Excerpts from an interface dataset:
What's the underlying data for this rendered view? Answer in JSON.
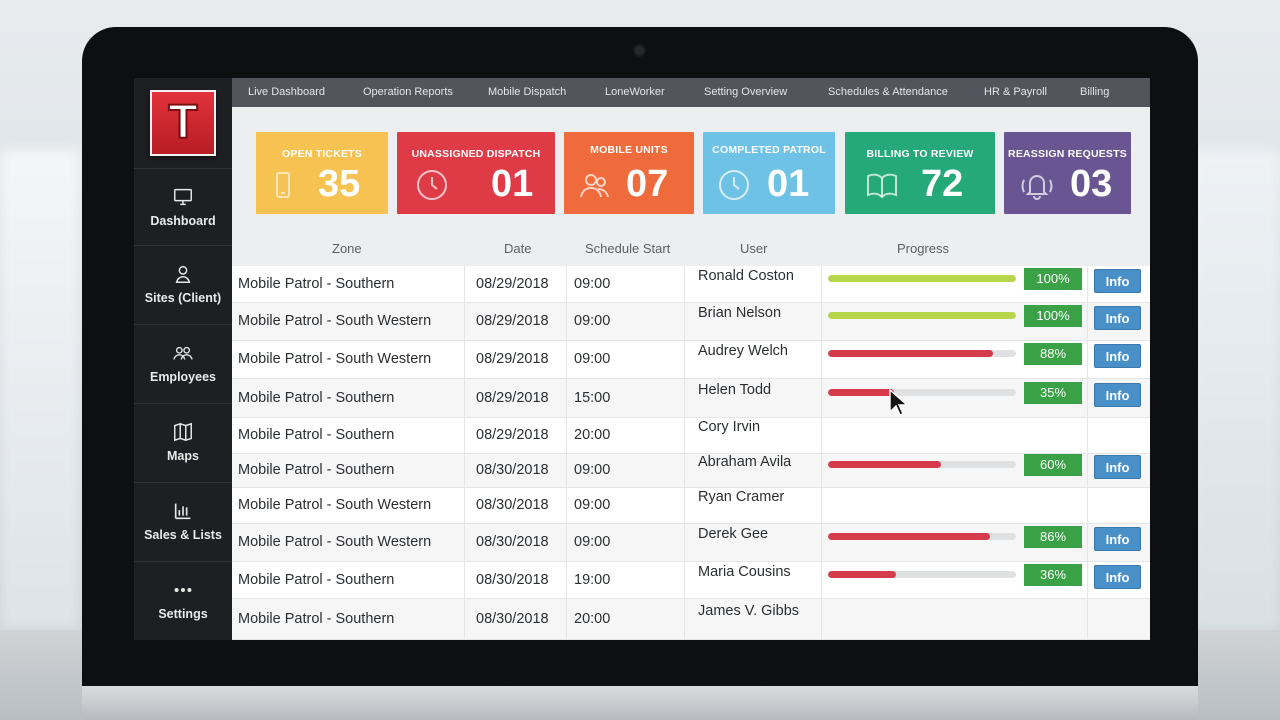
{
  "app": {
    "logo_letter": "T"
  },
  "sidebar": {
    "items": [
      {
        "label": "Dashboard",
        "icon": "monitor-icon"
      },
      {
        "label": "Sites (Client)",
        "icon": "building-icon"
      },
      {
        "label": "Employees",
        "icon": "people-icon"
      },
      {
        "label": "Maps",
        "icon": "map-icon"
      },
      {
        "label": "Sales & Lists",
        "icon": "bar-chart-icon"
      },
      {
        "label": "Settings",
        "icon": "more-dots-icon"
      }
    ]
  },
  "topnav": {
    "items": [
      "Live Dashboard",
      "Operation Reports",
      "Mobile Dispatch",
      "LoneWorker",
      "Setting Overview",
      "Schedules & Attendance",
      "HR & Payroll",
      "Billing"
    ]
  },
  "tiles": [
    {
      "title": "OPEN TICKETS",
      "value": "35",
      "color": "#f6c251",
      "icon": "phone-icon"
    },
    {
      "title": "UNASSIGNED DISPATCH",
      "value": "01",
      "color": "#de3b47",
      "icon": "clock-icon"
    },
    {
      "title": "MOBILE UNITS",
      "value": "07",
      "color": "#f06b3c",
      "icon": "people-icon"
    },
    {
      "title": "COMPLETED PATROL",
      "value": "01",
      "color": "#6ec2e6",
      "icon": "clock-icon"
    },
    {
      "title": "BILLING TO REVIEW",
      "value": "72",
      "color": "#25a87a",
      "icon": "book-icon"
    },
    {
      "title": "REASSIGN REQUESTS",
      "value": "03",
      "color": "#6a5593",
      "icon": "bell-icon"
    }
  ],
  "table": {
    "headers": {
      "zone": "Zone",
      "date": "Date",
      "schedule_start": "Schedule Start",
      "user": "User",
      "progress": "Progress"
    },
    "info_label": "Info",
    "rows": [
      {
        "zone": "Mobile Patrol - Southern",
        "date": "08/29/2018",
        "start": "09:00",
        "user": "Ronald Coston",
        "progress": 100,
        "progress_label": "100%",
        "bar_color": "#b8d64a"
      },
      {
        "zone": "Mobile Patrol - South Western",
        "date": "08/29/2018",
        "start": "09:00",
        "user": "Brian Nelson",
        "progress": 100,
        "progress_label": "100%",
        "bar_color": "#b8d64a"
      },
      {
        "zone": "Mobile Patrol - South Western",
        "date": "08/29/2018",
        "start": "09:00",
        "user": "Audrey Welch",
        "progress": 88,
        "progress_label": "88%",
        "bar_color": "#d63b4b"
      },
      {
        "zone": "Mobile Patrol - Southern",
        "date": "08/29/2018",
        "start": "15:00",
        "user": "Helen Todd",
        "progress": 35,
        "progress_label": "35%",
        "bar_color": "#d63b4b"
      },
      {
        "zone": "Mobile Patrol - Southern",
        "date": "08/29/2018",
        "start": "20:00",
        "user": "Cory Irvin",
        "progress": null,
        "progress_label": null,
        "bar_color": null
      },
      {
        "zone": "Mobile Patrol - Southern",
        "date": "08/30/2018",
        "start": "09:00",
        "user": "Abraham Avila",
        "progress": 60,
        "progress_label": "60%",
        "bar_color": "#d63b4b"
      },
      {
        "zone": "Mobile Patrol - South Western",
        "date": "08/30/2018",
        "start": "09:00",
        "user": "Ryan Cramer",
        "progress": null,
        "progress_label": null,
        "bar_color": null
      },
      {
        "zone": "Mobile Patrol - South Western",
        "date": "08/30/2018",
        "start": "09:00",
        "user": "Derek Gee",
        "progress": 86,
        "progress_label": "86%",
        "bar_color": "#d63b4b"
      },
      {
        "zone": "Mobile Patrol - Southern",
        "date": "08/30/2018",
        "start": "19:00",
        "user": "Maria Cousins",
        "progress": 36,
        "progress_label": "36%",
        "bar_color": "#d63b4b"
      },
      {
        "zone": "Mobile Patrol - Southern",
        "date": "08/30/2018",
        "start": "20:00",
        "user": "James V. Gibbs",
        "progress": null,
        "progress_label": null,
        "bar_color": null
      }
    ]
  }
}
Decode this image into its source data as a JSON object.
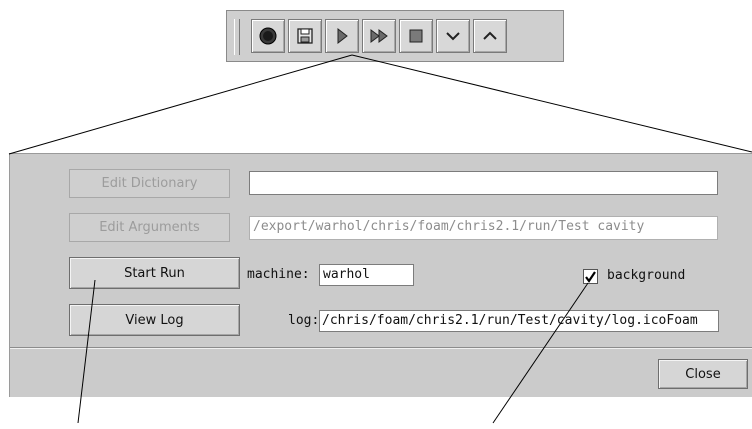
{
  "toolbar": {
    "buttons": [
      {
        "icon": "record-icon"
      },
      {
        "icon": "save-icon"
      },
      {
        "icon": "play-icon"
      },
      {
        "icon": "fast-forward-icon"
      },
      {
        "icon": "stop-icon"
      },
      {
        "icon": "chevron-down-icon"
      },
      {
        "icon": "chevron-up-icon"
      }
    ]
  },
  "dialog": {
    "edit_dictionary_label": "Edit Dictionary",
    "dictionary_value": "",
    "edit_arguments_label": "Edit Arguments",
    "arguments_value": "/export/warhol/chris/foam/chris2.1/run/Test cavity",
    "start_run_label": "Start Run",
    "machine_label": "machine:",
    "machine_value": "warhol",
    "background_label": "background",
    "background_checked": true,
    "view_log_label": "View Log",
    "log_label": "log:",
    "log_value": "/chris/foam/chris2.1/run/Test/cavity/log.icoFoam",
    "close_label": "Close"
  }
}
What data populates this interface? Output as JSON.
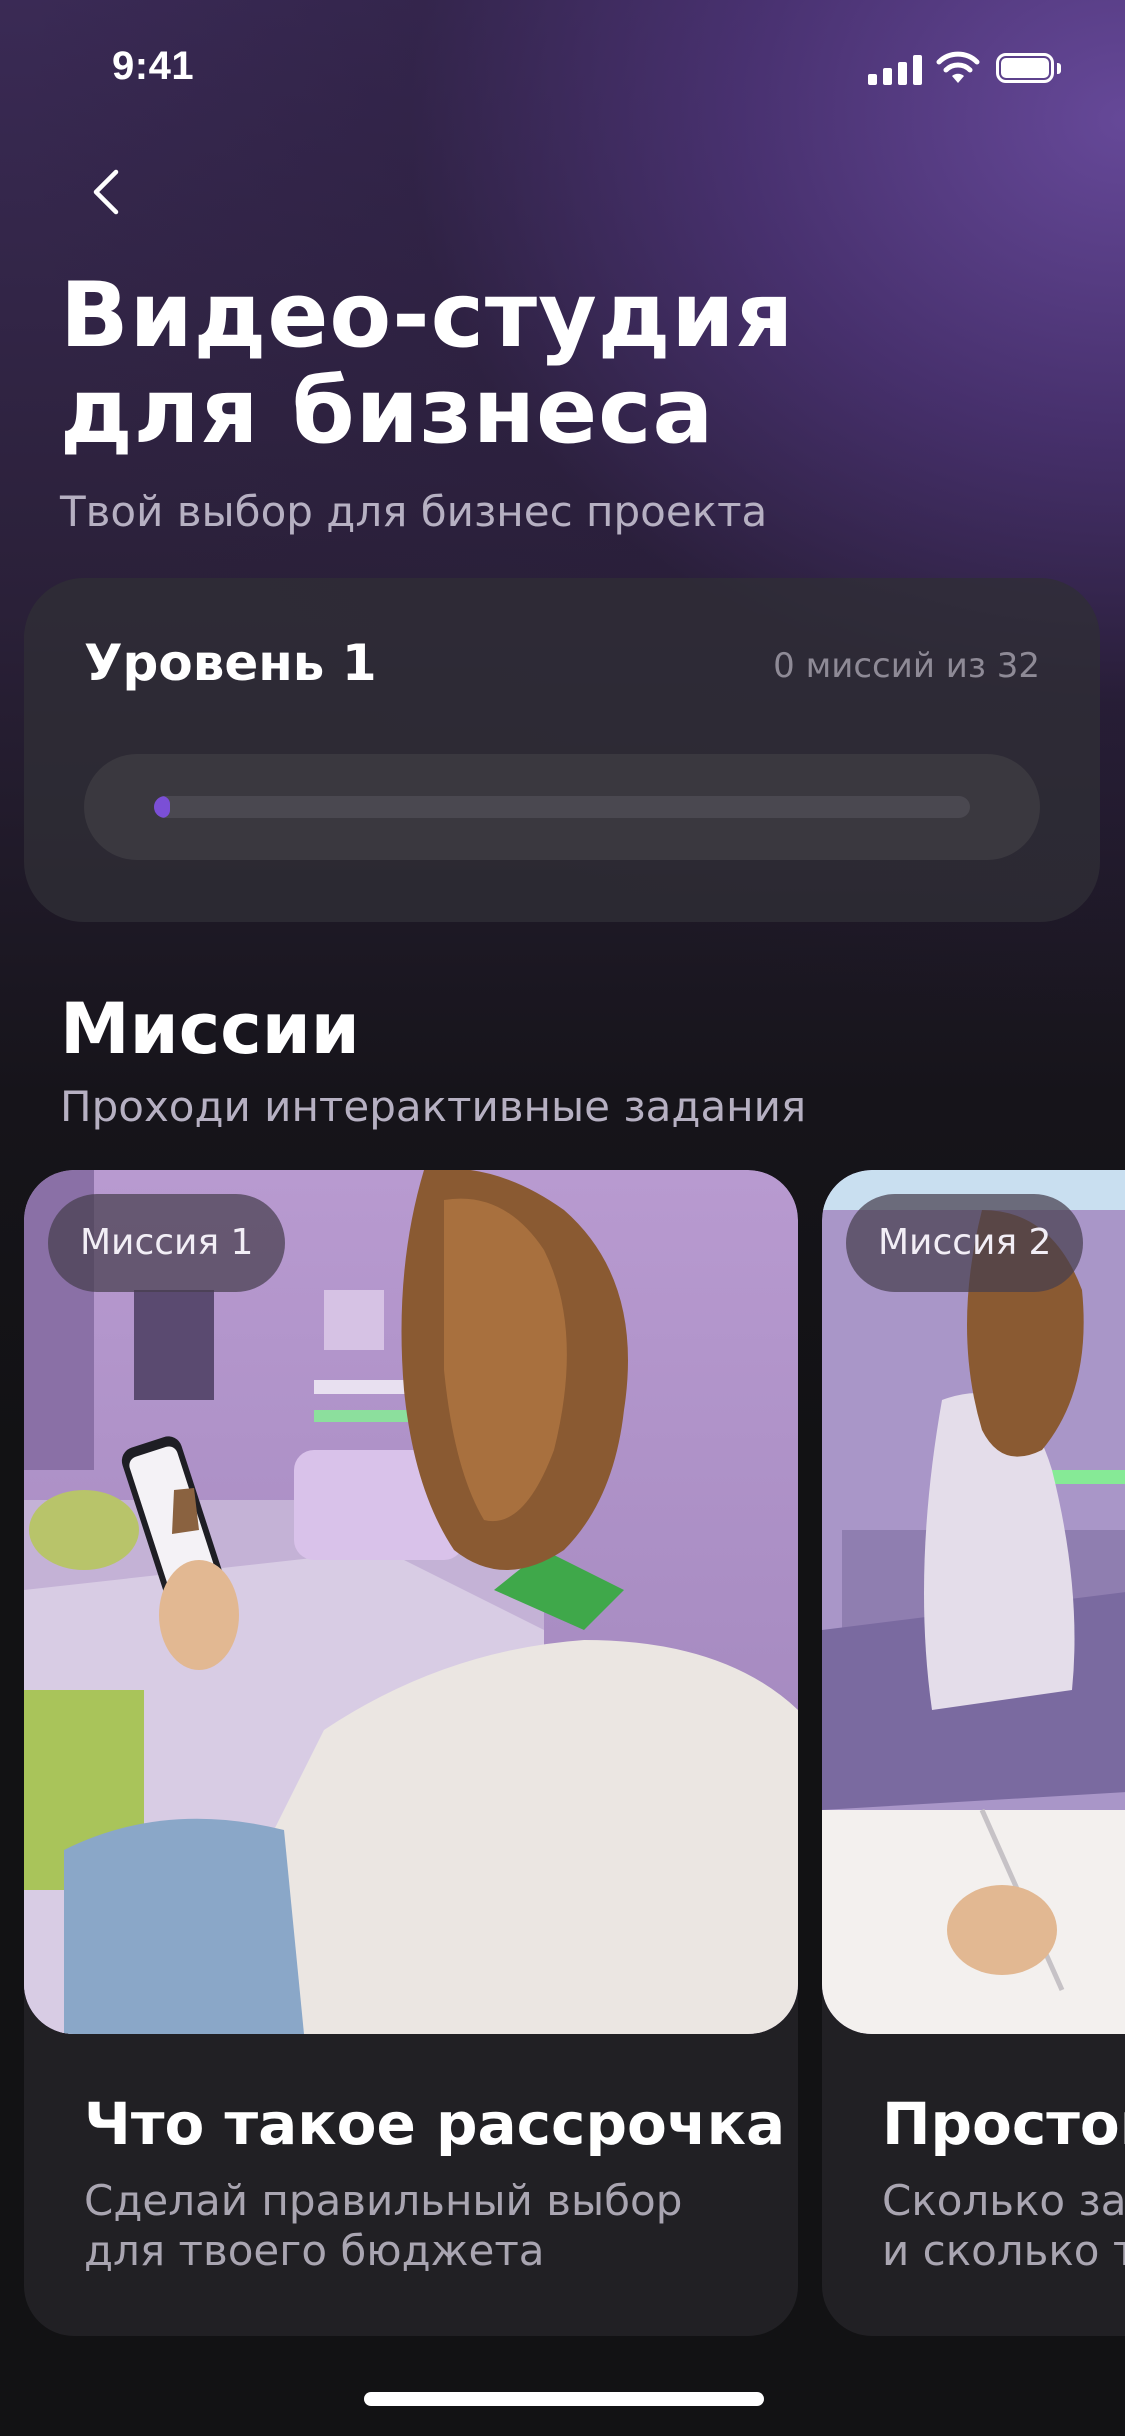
{
  "status_bar": {
    "time": "9:41"
  },
  "header": {
    "title_line1": "Видео-студия",
    "title_line2": "для бизнеса",
    "subtitle": "Твой выбор для бизнес проекта"
  },
  "level": {
    "title": "Уровень 1",
    "count": "0 миссий из 32",
    "progress": 0,
    "accent_color": "#7b4fd6"
  },
  "missions": {
    "heading": "Миссии",
    "subheading": "Проходи интерактивные задания",
    "cards": [
      {
        "badge": "Миссия 1",
        "title": "Что такое рассрочка",
        "description": "Сделай правильный выбор\nдля твоего бюджета"
      },
      {
        "badge": "Миссия 2",
        "title": "Простой",
        "description": "Сколько за\nи сколько т"
      }
    ]
  },
  "icons": {
    "back": "chevron-left-icon",
    "signal": "cellular-signal-icon",
    "wifi": "wifi-icon",
    "battery": "battery-icon"
  }
}
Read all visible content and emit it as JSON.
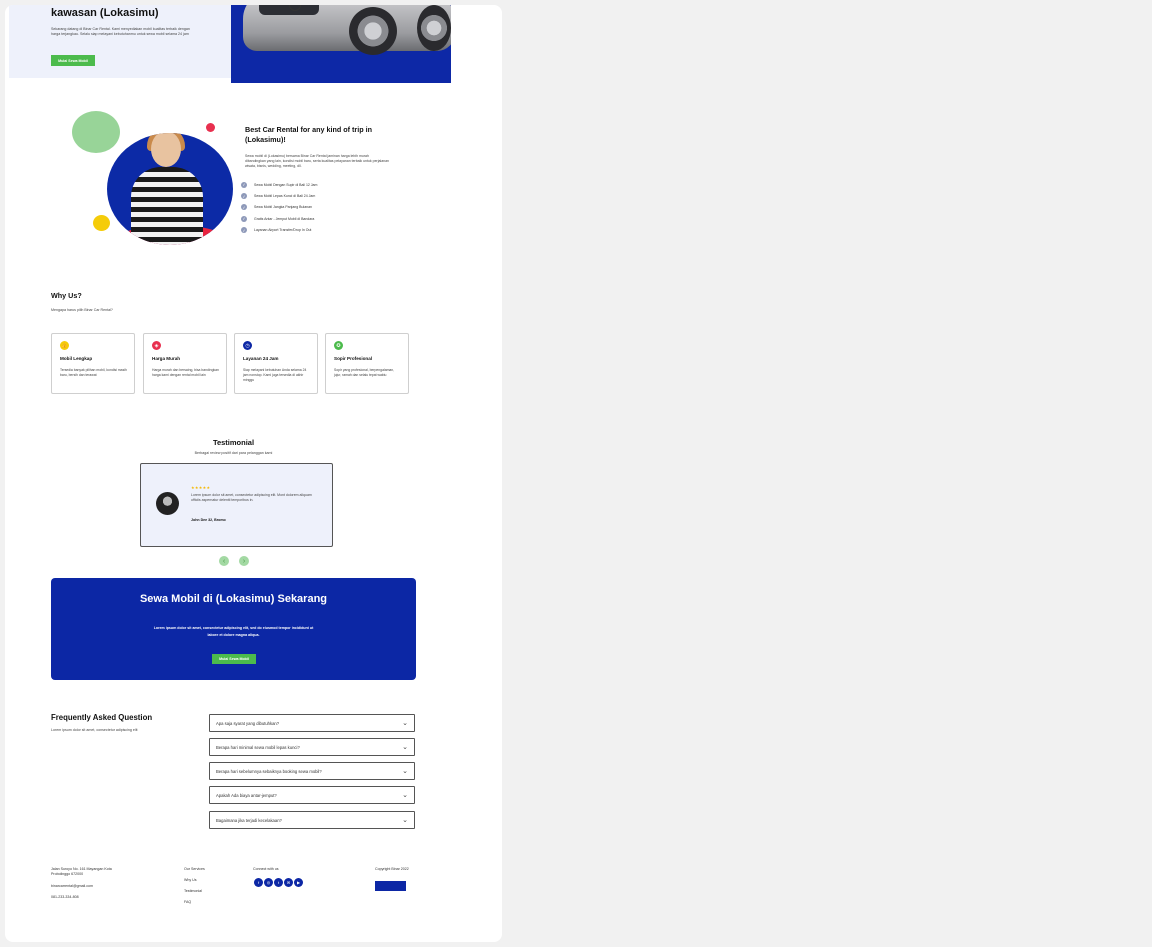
{
  "hero": {
    "title": "kawasan (Lokasimu)",
    "text": "Sekarang datang di Binar Car Rental. Kami menyediakan mobil kualitas terbaik dengan harga terjangkau. Selalu siap melayani kebutuhanmu untuk sewa mobil selama 24 jam",
    "button": "Mulai Sewa Mobil"
  },
  "about": {
    "title": "Best Car Rental for any kind of trip in (Lokasimu)!",
    "text": "Sewa mobil di (Lokasimu) bersama Binar Car Rental jaminan harga lebih murah dibandingkan yang lain, kondisi mobil baru, serta kualitas pelayanan terbaik untuk perjalanan wisata, bisnis, wedding, meeting, dll.",
    "items": [
      "Sewa Mobil Dengan Supir di Bali 12 Jam",
      "Sewa Mobil Lepas Kunci di Bali 24 Jam",
      "Sewa Mobil Jangka Panjang Bulanan",
      "Gratis Antar - Jemput Mobil di Bandara",
      "Layanan Airport Transfer/Drop In Out"
    ]
  },
  "why": {
    "title": "Why Us?",
    "subtitle": "Mengapa harus pilih Binar Car Rental?",
    "cards": [
      {
        "title": "Mobil Lengkap",
        "text": "Tersedia banyak pilihan mobil, kondisi masih baru, bersih dan terawat",
        "color": "#f5cc09",
        "icon": "thumbs-up-icon",
        "glyph": "👍"
      },
      {
        "title": "Harga Murah",
        "text": "Harga murah dan bersaing, bisa bandingkan harga kami dengan rental mobil lain",
        "color": "#e8304f",
        "icon": "price-tag-icon",
        "glyph": "◈"
      },
      {
        "title": "Layanan 24 Jam",
        "text": "Siap melayani kebutuhan Anda selama 24 jam nonstop. Kami juga tersedia di akhir minggu",
        "color": "#0c27a5",
        "icon": "clock-icon",
        "glyph": "◷"
      },
      {
        "title": "Sopir Profesional",
        "text": "Sopir yang profesional, berpengalaman, jujur, ramah dan selalu tepat waktu",
        "color": "#4cbb4c",
        "icon": "badge-icon",
        "glyph": "✪"
      }
    ]
  },
  "testimonial": {
    "title": "Testimonial",
    "subtitle": "Berbagai review positif dari para pelanggan kami",
    "stars": "★★★★★",
    "text": "Lorem ipsum dolor sit amet, consectetur adipiscing elit. Mont dolorem aliquam officiis aspernatur deleniti temporibus in.",
    "name": "John Dee 32, Bromo",
    "prev": "‹",
    "next": "›"
  },
  "cta": {
    "title": "Sewa Mobil di (Lokasimu) Sekarang",
    "text": "Lorem ipsum dolor sit amet, consectetur adipiscing elit, sed do eiusmod tempor incididunt ut labore et dolore magna aliqua.",
    "button": "Mulai Sewa Mobil"
  },
  "faq": {
    "title": "Frequently Asked Question",
    "subtitle": "Lorem ipsum dolor sit amet, consectetur adipiscing elit",
    "items": [
      "Apa saja syarat yang dibutuhkan?",
      "Berapa hari minimal sewa mobil lepas kunci?",
      "Berapa hari sebelumnya sebaiknya booking sewa mobil?",
      "Apakah Ada biaya antar-jemput?",
      "Bagaimana jika terjadi kecelakaan?"
    ]
  },
  "footer": {
    "address": "Jalan Suroyo No. 161 Mayangan Kota Probolinggo 672000",
    "email": "binarcarrental@gmail.com",
    "phone": "081-233-334-808",
    "links": [
      "Our Services",
      "Why Us",
      "Testimonial",
      "FAQ"
    ],
    "connect": "Connect with us",
    "social": [
      "f",
      "◎",
      "t",
      "✉",
      "▶"
    ],
    "copyright": "Copyright Binar 2022"
  }
}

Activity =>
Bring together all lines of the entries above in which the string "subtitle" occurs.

Response =>
    "subtitle": "Твой выбор для бизнес проекта"
    "subtitle": "Mengapa harus pilih Binar Car Rental?",
    "subtitle": "Berbagai review positif dari para pelanggan kami",
    "subtitle": "Lorem ipsum dolor sit amet, consectetur adipiscing elit",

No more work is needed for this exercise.